2. Intensity of welfare impact
This is a major welfare problem and affected dogs are at risk of bouts of severe respiratory distress, and these crises can be life-threatening eg they are especially at risk when exercising in hot weather. Even mildly affected dogs are likely to suffer disrupted sleep and are prevented from carrying out normal canine behaviours such as running and exercising due to their respiratory compromise. It seems unacceptable that this condition, even in its mildest form, could be considered normal.
3. Duration of welfare impact
It is a progressive, life-long condition. BAOS can affect immature dogs under 6 months of age.
4. Number of animals affected
To an extent, all French Bulldogs may be affected in some way by this condition, because of their severe brachycephalic conformation, but the severity of clinical signs may vary.
Vets would suspect BAOS in any French bulldog showing the typical signs, as it is so common in the breed. However, specific diagnosis of most of the abnormalities, that together form the syndrome, requires examination under anaesthetic, plus radiographs (x-rays) and possibly endoscopy (examination with a fibre optic tube inside the dog). These procedures have to be performed under anaesthesia, which creates a dilemma as dogs with BAOS have a substantially increased risk of dying under anaesthesia because of their respiratory compromise.
BAOS is caused by brachycephaly. This inherited defect is a consequence of the appearance and breed standards of all brachycephalic breeds.
7. How do you know if an animal is a carrier or likely to become affected?
Probably all French Bulldogs are affected with BAOS to a greater or lesser extent, but the clinical signs will vary from mild to severe. Examination of any puppy prior to purchase is essential, along with its dam and sire. To avoid the risk of perpetuating the welfare problems associated with this condition, dogs showing any signs of BAOS, or whose parents have any signs or have had surgical procedures to alleviate the condition should not be purchased.
8. Methods and prospects for elimination of the problem

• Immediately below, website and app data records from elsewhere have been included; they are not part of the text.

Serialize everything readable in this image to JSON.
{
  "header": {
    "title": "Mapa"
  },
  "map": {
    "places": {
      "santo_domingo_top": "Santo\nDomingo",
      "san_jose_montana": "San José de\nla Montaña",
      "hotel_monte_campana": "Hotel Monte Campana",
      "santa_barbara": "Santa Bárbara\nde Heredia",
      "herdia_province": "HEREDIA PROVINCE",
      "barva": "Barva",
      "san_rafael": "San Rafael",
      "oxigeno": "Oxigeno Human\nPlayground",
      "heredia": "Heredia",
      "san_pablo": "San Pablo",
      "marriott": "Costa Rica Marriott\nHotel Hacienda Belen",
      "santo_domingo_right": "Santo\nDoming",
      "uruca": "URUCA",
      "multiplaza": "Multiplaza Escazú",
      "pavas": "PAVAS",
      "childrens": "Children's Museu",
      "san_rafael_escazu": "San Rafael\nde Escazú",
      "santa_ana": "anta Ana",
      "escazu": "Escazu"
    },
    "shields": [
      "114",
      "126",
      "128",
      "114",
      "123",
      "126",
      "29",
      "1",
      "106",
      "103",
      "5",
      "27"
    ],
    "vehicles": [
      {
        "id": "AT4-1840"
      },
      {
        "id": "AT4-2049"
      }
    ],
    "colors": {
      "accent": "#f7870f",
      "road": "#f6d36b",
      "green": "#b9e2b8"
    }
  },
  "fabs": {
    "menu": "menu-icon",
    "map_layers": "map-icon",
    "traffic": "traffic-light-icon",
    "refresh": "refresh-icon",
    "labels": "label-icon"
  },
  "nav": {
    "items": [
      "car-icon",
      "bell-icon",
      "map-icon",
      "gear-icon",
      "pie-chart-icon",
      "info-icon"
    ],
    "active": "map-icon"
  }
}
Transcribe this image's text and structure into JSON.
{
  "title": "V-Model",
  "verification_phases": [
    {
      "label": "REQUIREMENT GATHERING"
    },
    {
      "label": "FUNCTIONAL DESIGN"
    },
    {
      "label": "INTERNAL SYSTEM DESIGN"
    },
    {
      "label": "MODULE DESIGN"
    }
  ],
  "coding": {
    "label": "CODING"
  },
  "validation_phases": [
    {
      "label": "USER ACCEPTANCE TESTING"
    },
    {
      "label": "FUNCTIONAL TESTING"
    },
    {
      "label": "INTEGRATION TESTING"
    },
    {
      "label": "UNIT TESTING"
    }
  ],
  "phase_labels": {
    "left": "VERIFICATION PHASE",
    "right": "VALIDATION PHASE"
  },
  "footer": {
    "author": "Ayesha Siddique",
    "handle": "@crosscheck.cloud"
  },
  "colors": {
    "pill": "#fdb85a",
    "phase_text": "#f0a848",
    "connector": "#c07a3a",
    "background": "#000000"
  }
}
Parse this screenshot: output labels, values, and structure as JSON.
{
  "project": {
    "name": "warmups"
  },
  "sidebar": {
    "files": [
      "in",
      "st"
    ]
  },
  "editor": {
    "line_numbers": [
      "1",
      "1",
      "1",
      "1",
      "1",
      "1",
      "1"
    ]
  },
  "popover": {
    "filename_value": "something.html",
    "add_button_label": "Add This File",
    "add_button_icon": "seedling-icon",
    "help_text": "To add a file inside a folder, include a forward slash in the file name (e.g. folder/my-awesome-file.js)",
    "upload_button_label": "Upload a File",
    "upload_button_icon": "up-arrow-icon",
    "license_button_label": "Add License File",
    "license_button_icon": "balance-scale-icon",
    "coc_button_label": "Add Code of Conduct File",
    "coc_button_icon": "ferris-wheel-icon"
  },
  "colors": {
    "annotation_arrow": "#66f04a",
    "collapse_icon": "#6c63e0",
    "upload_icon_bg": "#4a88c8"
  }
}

As BAOS is due to the brachycephalic head shape, it seems unlikely that it will be possible to eliminate the condition from French bulldogs without changing the conformation (and the breed standard). As all French bulldogs have this condition, to a greater or lesser extent, this would mean out-crossing to non-brachycephalic breeds. Opinions differ as to whether it is ethically acceptable to breed animals whose welfare is likely to be compromised.